parties in a domino! 鈥楤ut I am forgetting Amaril. Their footsteps had brought down an old manservant with a candle. Amaril demanded to see the master of the house.鏉窞鏈夊悕姘旂殑瓒崇枟搴? He had already come to a decision. The old father lay asleep in an old-fashioned four-poster bed, in a room covered in bat-droppings, at the top of the house. Semira was by now practically insensible. But Amaril had come to a great decision. Taking the candle in one hand and the small Semira in the crook of his arm, he walked the whole way up to the top and kicked open the door of the father鈥檚 room. It must have been a strange and unfamiliar scene for the old man to witness as he sat up in bed 鈥?and Amaril describes it with all the touching flamboyance of the romantic, even moving himself in the recital so that he is in tears as he recalls it. He is touched
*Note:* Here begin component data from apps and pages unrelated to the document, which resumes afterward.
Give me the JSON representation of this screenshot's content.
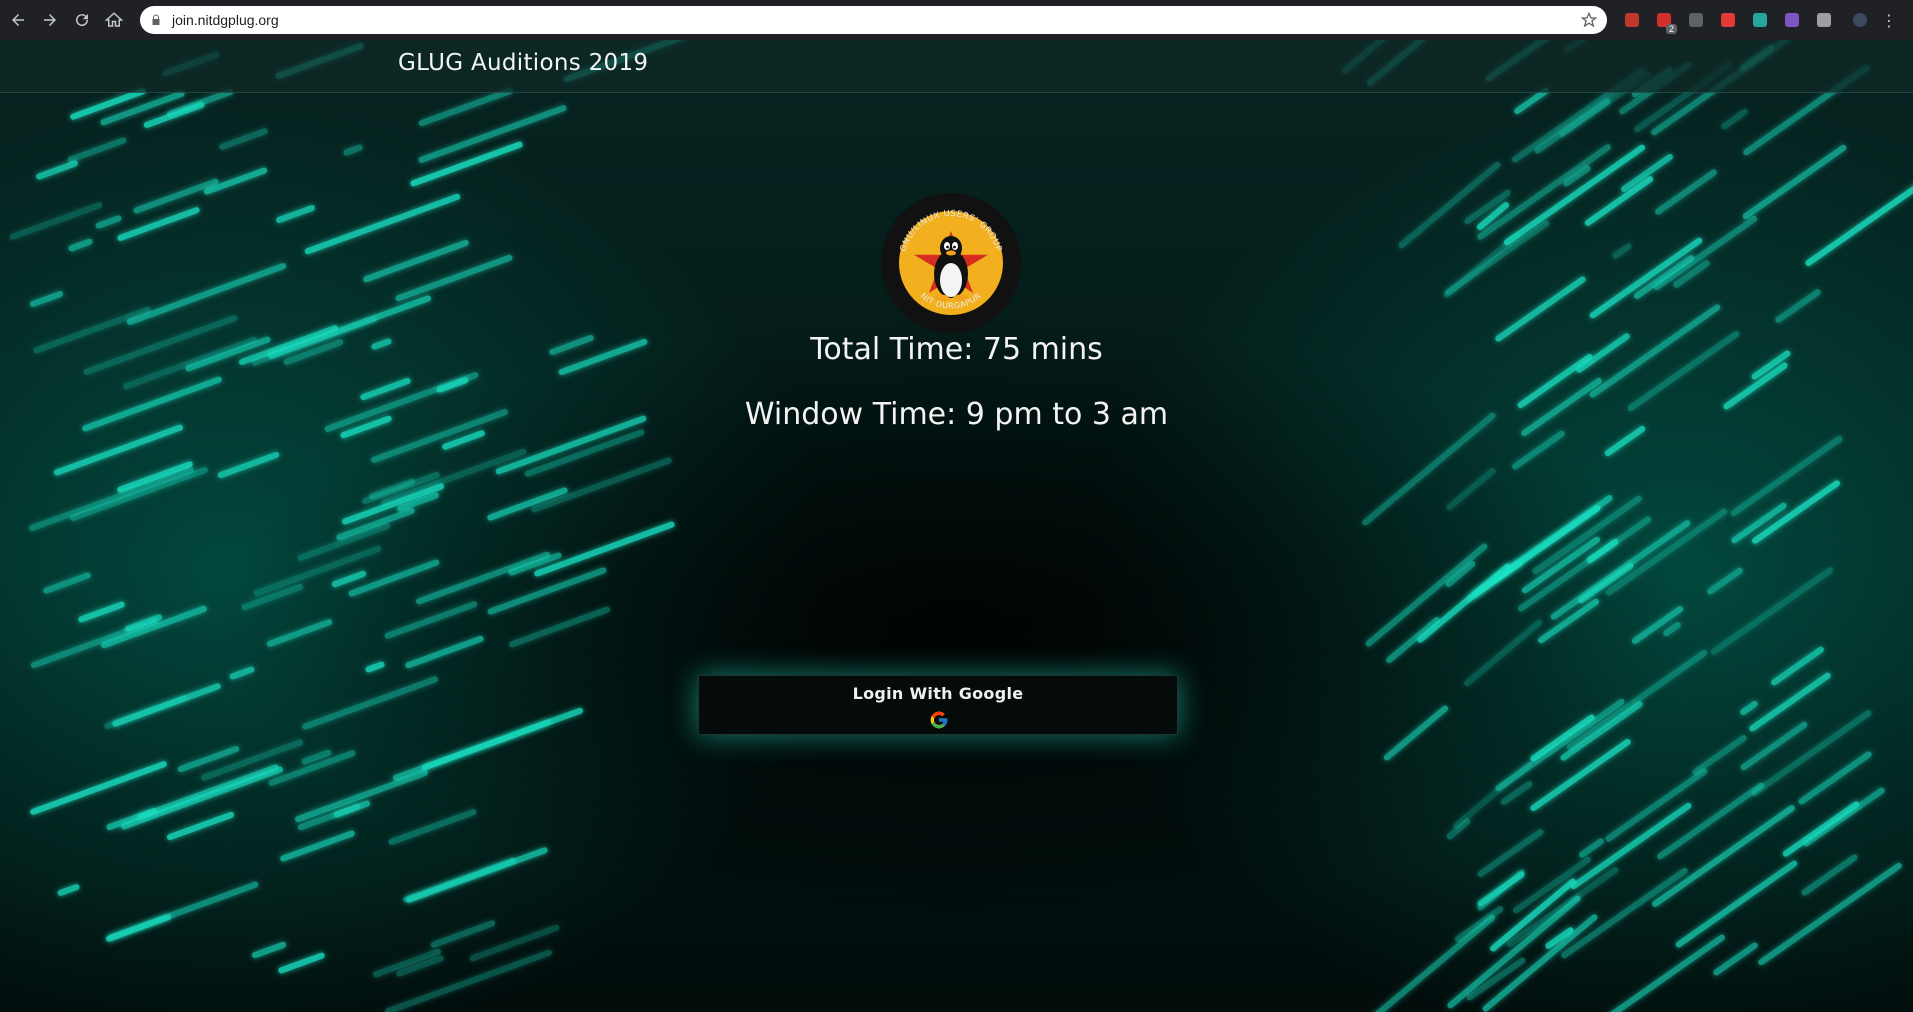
{
  "browser": {
    "url": "join.nitdgplug.org",
    "extensions": [
      {
        "name": "ublock-icon",
        "color": "#c0392b"
      },
      {
        "name": "lastpass-icon",
        "color": "#d32f2f",
        "badge": "2"
      },
      {
        "name": "pocket-icon",
        "color": "#5f6368"
      },
      {
        "name": "extension-red-icon",
        "color": "#e53935"
      },
      {
        "name": "extension-eyes-icon",
        "color": "#26a69a"
      },
      {
        "name": "extension-purple-icon",
        "color": "#7e57c2"
      },
      {
        "name": "extension-gray-icon",
        "color": "#9e9e9e"
      }
    ]
  },
  "header": {
    "title": "GLUG Auditions 2019"
  },
  "logo": {
    "top_text": "GNU/LINUX USERS' GROUP",
    "bottom_text": "NIT DURGAPUR"
  },
  "info": {
    "total_time": "Total Time: 75 mins",
    "window_time": "Window Time: 9 pm to 3 am"
  },
  "login": {
    "label": "Login With Google",
    "icon": "google-icon"
  },
  "colors": {
    "accent": "#19e0c2",
    "background": "#031a17",
    "button_bg": "#050b0b"
  }
}
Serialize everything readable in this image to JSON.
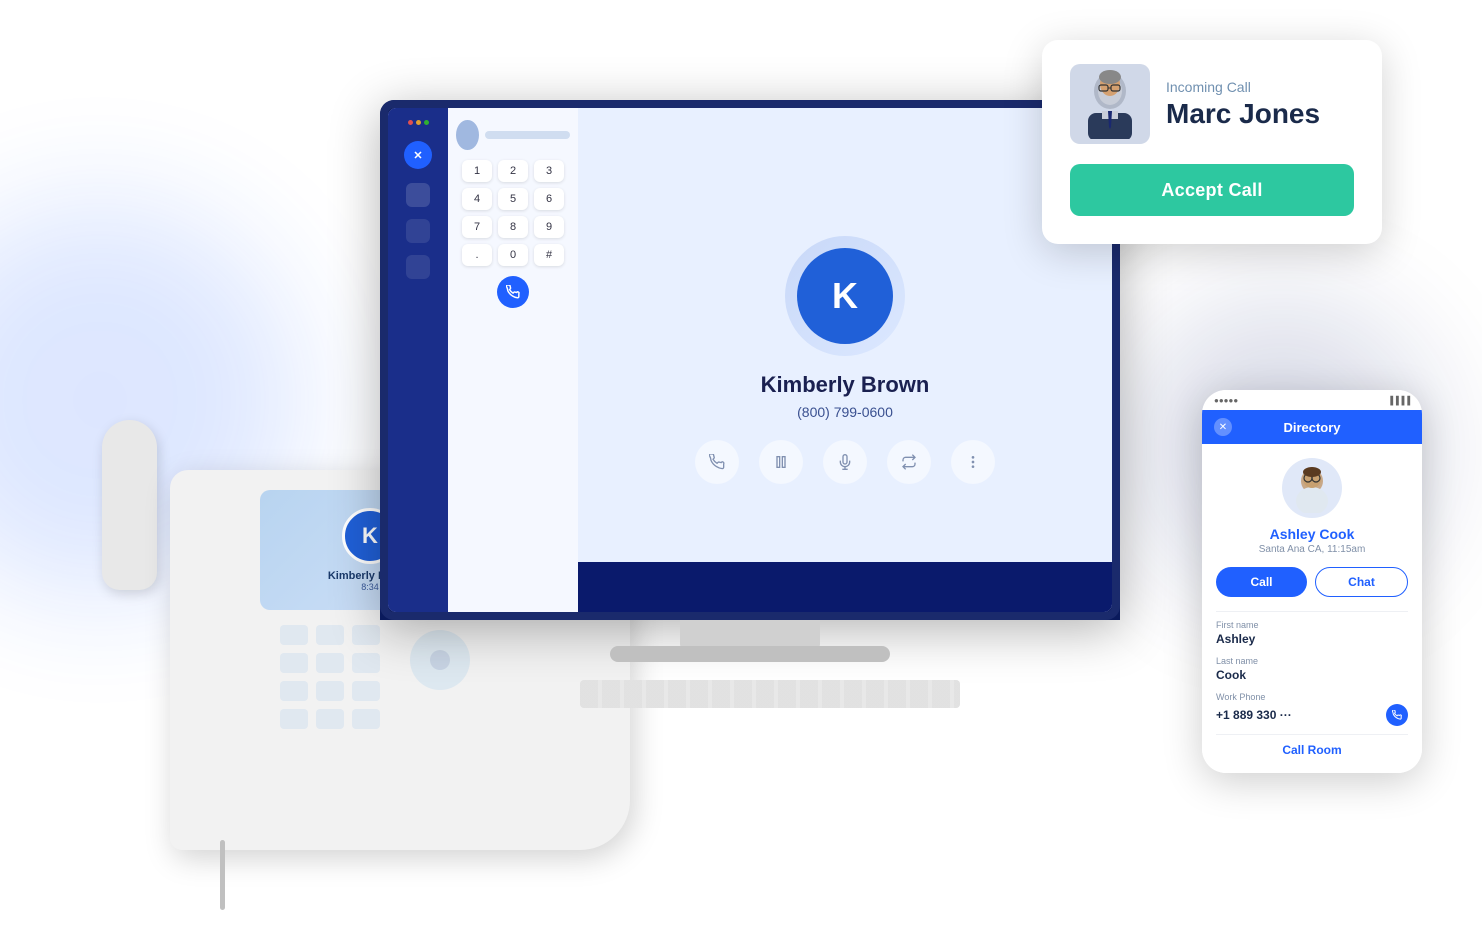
{
  "scene": {
    "bg": "#ffffff"
  },
  "incoming_call": {
    "label": "Incoming Call",
    "caller_name": "Marc Jones",
    "accept_button": "Accept Call"
  },
  "app": {
    "keypad": {
      "keys": [
        "1",
        "2",
        "3",
        "4",
        "5",
        "6",
        "7",
        "8",
        "9",
        ".",
        "0",
        "#"
      ]
    },
    "contact": {
      "name": "Kimberly Brown",
      "phone": "(800) 799-0600"
    }
  },
  "deskphone": {
    "contact_name": "Kimberly Brown",
    "time": "8:34"
  },
  "directory": {
    "title": "Directory",
    "contact": {
      "first_name": "Ashley",
      "last_name": "Cook",
      "display_name": "Ashley Cook",
      "location": "Santa Ana CA, 11:15am",
      "work_phone_label": "Work Phone",
      "work_phone": "+1 889 330 ···",
      "call_btn": "Call",
      "chat_btn": "Chat",
      "first_name_label": "First name",
      "last_name_label": "Last name",
      "call_room_link": "Call Room"
    }
  }
}
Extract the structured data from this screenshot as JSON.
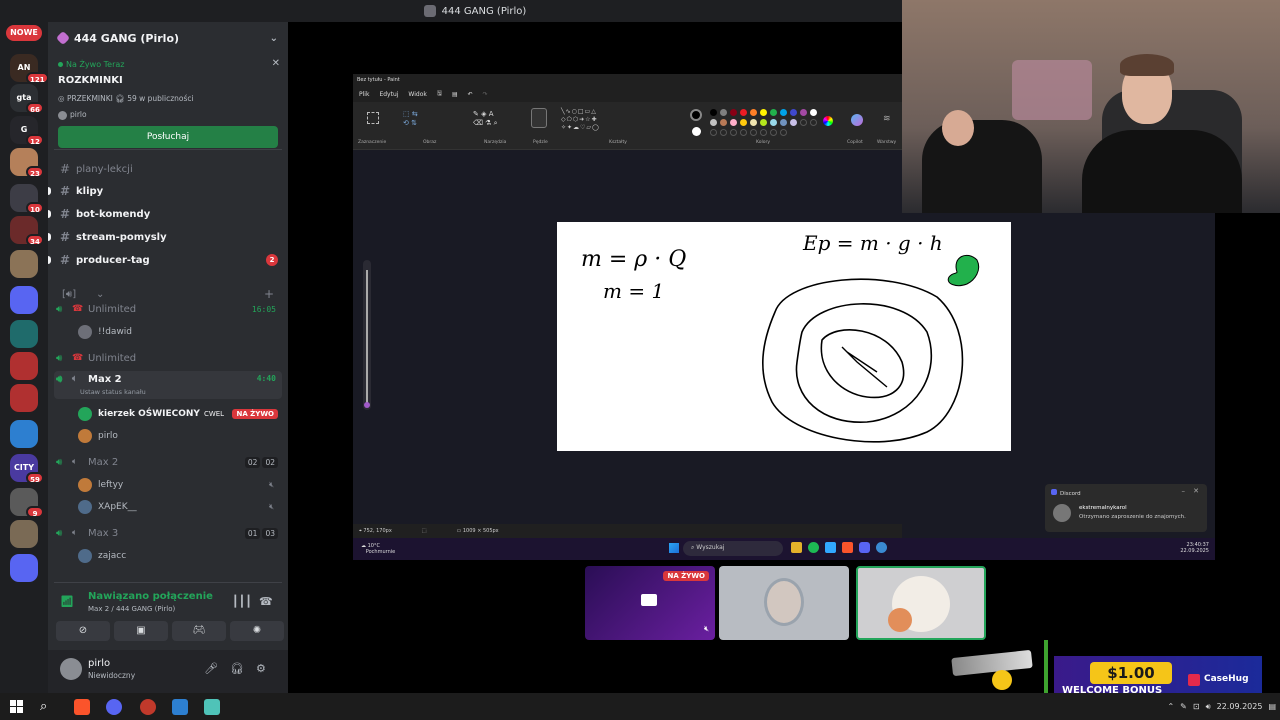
{
  "top_title": "444 GANG (Pirlo)",
  "rail": {
    "new_badge": "NOWE",
    "servers": [
      {
        "label": "AN",
        "badge": "121",
        "color": "#3a2a22"
      },
      {
        "label": "gta",
        "badge": "66",
        "color": "#2c2f33"
      },
      {
        "label": "G",
        "badge": "12",
        "color": "#26262b"
      },
      {
        "label": "",
        "badge": "23",
        "color": "#b5805a"
      },
      {
        "label": "",
        "badge": "10",
        "color": "#3d3d46"
      },
      {
        "label": "",
        "badge": "34",
        "color": "#6b2a2a"
      },
      {
        "label": "",
        "badge": "",
        "color": "#8b7357"
      },
      {
        "label": "",
        "badge": "",
        "color": "#5865f2"
      },
      {
        "label": "",
        "badge": "",
        "color": "#1f6b6b"
      },
      {
        "label": "",
        "badge": "",
        "color": "#b03030"
      },
      {
        "label": "",
        "badge": "",
        "color": "#b03030"
      },
      {
        "label": "",
        "badge": "",
        "color": "#2d7fd0"
      },
      {
        "label": "CITY",
        "badge": "59",
        "color": "#4a3aa0"
      },
      {
        "label": "",
        "badge": "9",
        "color": "#5a5a5a"
      },
      {
        "label": "",
        "badge": "",
        "color": "#7a6a55"
      },
      {
        "label": "",
        "badge": "",
        "color": "#5865f2"
      }
    ]
  },
  "server": {
    "name": "444 GANG (Pirlo)"
  },
  "live_now": {
    "label": "Na Żywo Teraz",
    "title": "ROZKMINKI",
    "channel": "PRZEKMINKI",
    "audience": "59 w publiczności",
    "host": "pirlo",
    "button": "Posłuchaj"
  },
  "text_channels": [
    {
      "name": "plany-lekcji",
      "unread": false,
      "mention": ""
    },
    {
      "name": "klipy",
      "unread": true,
      "mention": ""
    },
    {
      "name": "bot-komendy",
      "unread": true,
      "mention": ""
    },
    {
      "name": "stream-pomysly",
      "unread": true,
      "mention": ""
    },
    {
      "name": "producer-tag",
      "unread": true,
      "mention": "2"
    }
  ],
  "voice_channels": [
    {
      "name": "Unlimited",
      "timer": "16:05",
      "members": [
        {
          "name": "!!dawid"
        }
      ]
    },
    {
      "name": "Unlimited",
      "timer": "",
      "members": []
    },
    {
      "name": "Max 2",
      "timer": "4:40",
      "status": "Ustaw status kanału",
      "members": [
        {
          "name": "kierzek OŚWIECONY",
          "tag": "CWEL",
          "live": "NA ŻYWO"
        },
        {
          "name": "pirlo"
        }
      ]
    },
    {
      "name": "Max 2",
      "counts": [
        "02",
        "02"
      ],
      "members": [
        {
          "name": "leftyy"
        },
        {
          "name": "XApEK__"
        }
      ]
    },
    {
      "name": "Max 3",
      "counts": [
        "01",
        "03"
      ],
      "members": [
        {
          "name": "zajacc"
        }
      ]
    }
  ],
  "voice_status": {
    "title": "Nawiązano połączenie",
    "sub": "Max 2 / 444 GANG (Pirlo)"
  },
  "user": {
    "name": "pirlo",
    "status": "Niewidoczny"
  },
  "paint": {
    "title": "Bez tytułu - Paint",
    "menu": [
      "Plik",
      "Edytuj",
      "Widok"
    ],
    "groups": [
      "Zaznaczenie",
      "Obraz",
      "Narzędzia",
      "Pędzle",
      "Kształty",
      "Kolory",
      "Copilot",
      "Warstwy"
    ],
    "status_pos": "752, 170px",
    "status_size": "1009 × 505px",
    "palette": [
      "#000000",
      "#7f7f7f",
      "#880015",
      "#ed1c24",
      "#ff7f27",
      "#fff200",
      "#22b14c",
      "#00a2e8",
      "#3f48cc",
      "#a349a4",
      "#ffffff",
      "#c3c3c3",
      "#b97a57",
      "#ffaec9",
      "#ffc90e",
      "#efe4b0",
      "#b5e61d",
      "#99d9ea",
      "#7092be",
      "#c8bfe7"
    ]
  },
  "canvas_text": {
    "eq1": "m = ρ · Q",
    "eq2": "m = 1",
    "eq3": "Ep = m · g · h"
  },
  "toast": {
    "app": "Discord",
    "user": "ekstremalnykarol",
    "msg": "Otrzymano zaproszenie do znajomych."
  },
  "guest_taskbar": {
    "weather": "10°C",
    "weather_sub": "Pochmurnie",
    "search": "Wyszukaj",
    "time": "23:40:37",
    "date": "22.09.2025"
  },
  "thumbs": {
    "live_label": "NA ŻYWO"
  },
  "ad": {
    "amount": "$1.00",
    "text": "WELCOME BONUS",
    "brand": "CaseHug"
  },
  "taskbar": {
    "date": "22.09.2025"
  }
}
by the 鏉窞娌瑰帇鎸夋懇浼氭墍 magnificence of his own fancy, I think; I must say, loving him as much as I do, I felt tears coming into my own eyes as he told me how he put down the candle beside the bed, and kneeling down with Semira, said 鈥淚 鏉窞妗戞嬁娲楁荡浼氭墍 wish to marry your daughter and take her back into the world.鈥?The terror and incomprehension of the old man at this unexpected visit took some time to wear off, and for a while it was hard 鏉窞spa淇℃伅 to make him understand. Then he began to tremble and wonder at this handsome apparition kneeling beside his bed holding up his noseless daughter with his arm and proposing the impossible with so much pride and passion. 鈥?鈥淏ut鈥?the old man protested 鈥渘o-one will take her, for she has no nose.鈥?He got out of bed in a stained nightshirt and walked right round Amaril, who remained kneeling, studying him as one might an entomological specimen. (I am quoting.) Then he touched him with his bare foot 鈥?as if to see whether he was made of flesh and blood 鈥?and repeated: 鈥淲ho are you to take a woman without a nose?鈥?Amaril replied: 鈥淚 am a doctor from Europe and I will give her a new